| WORK ORDER |
Word for word, the data below must be repeated in full; no picture is to be included.

[Page and application data records]
= = = =

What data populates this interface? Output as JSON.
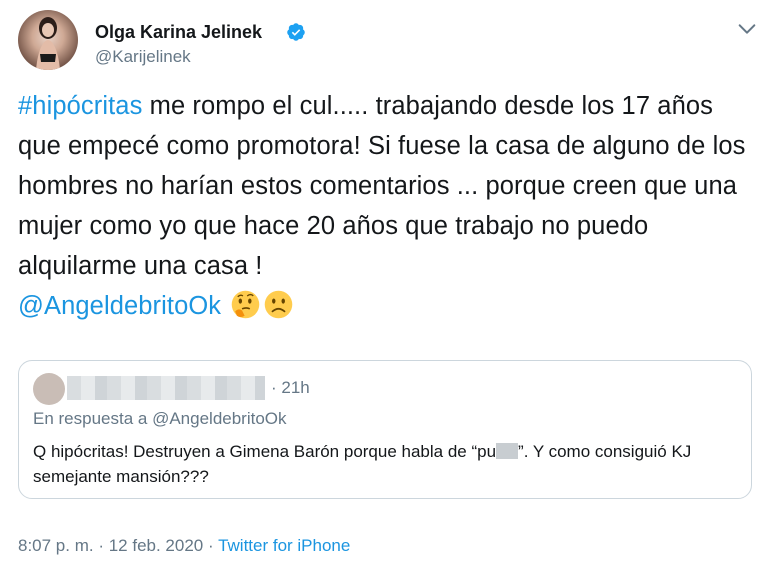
{
  "author": {
    "name": "Olga Karina Jelinek",
    "handle": "@Karijelinek",
    "verified": true
  },
  "tweet": {
    "hashtag": "#hipócritas",
    "text": " me rompo el cul..... trabajando desde los 17 años que empecé como promotora! Si fuese la casa de alguno de los hombres no harían estos comentarios ... porque creen que una mujer como yo que hace 20 años que trabajo no puedo alquilarme una casa !",
    "mention": "@AngeldebritoOk",
    "emojis": [
      "thinking-face-emoji",
      "slightly-frowning-face-emoji"
    ]
  },
  "quoted": {
    "time": "· 21h",
    "reply_prefix": "En respuesta a ",
    "reply_to": "@AngeldebritoOk",
    "text_part1": "Q hipócritas! Destruyen a Gimena Barón porque habla de “pu",
    "text_part2": "”. Y como consiguió KJ semejante mansión???"
  },
  "meta": {
    "time": "8:07 p. m.",
    "separator1": " · ",
    "date": "12 feb. 2020",
    "separator2": " · ",
    "source": "Twitter for iPhone"
  },
  "colors": {
    "link": "#1b95e0",
    "secondary_text": "#657786",
    "primary_text": "#14171a",
    "verified_badge": "#1da1f2",
    "border": "#ccd6dd"
  }
}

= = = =

| RESPONSE TO THE TASK |
What data populates this interface? Output as JSON.
{
  "author": {
    "name": "Olga Karina Jelinek",
    "handle": "@Karijelinek",
    "verified": true
  },
  "tweet": {
    "hashtag": "#hipócritas",
    "text": " me rompo el cul..... trabajando desde los 17 años que empecé como promotora! Si fuese la casa de alguno de los hombres no harían estos comentarios ... porque creen que una mujer como yo que hace 20 años que trabajo no puedo alquilarme una casa !",
    "mention": "@AngeldebritoOk",
    "emojis": [
      "thinking-face-emoji",
      "slightly-frowning-face-emoji"
    ]
  },
  "quoted": {
    "time": "· 21h",
    "reply_prefix": "En respuesta a ",
    "reply_to": "@AngeldebritoOk",
    "text_part1": "Q hipócritas! Destruyen a Gimena Barón porque habla de “pu",
    "text_part2": "”. Y como consiguió KJ semejante mansión???"
  },
  "meta": {
    "time": "8:07 p. m.",
    "separator1": " · ",
    "date": "12 feb. 2020",
    "separator2": " · ",
    "source": "Twitter for iPhone"
  },
  "colors": {
    "link": "#1b95e0",
    "secondary_text": "#657786",
    "primary_text": "#14171a",
    "verified_badge": "#1da1f2",
    "border": "#ccd6dd"
  }
}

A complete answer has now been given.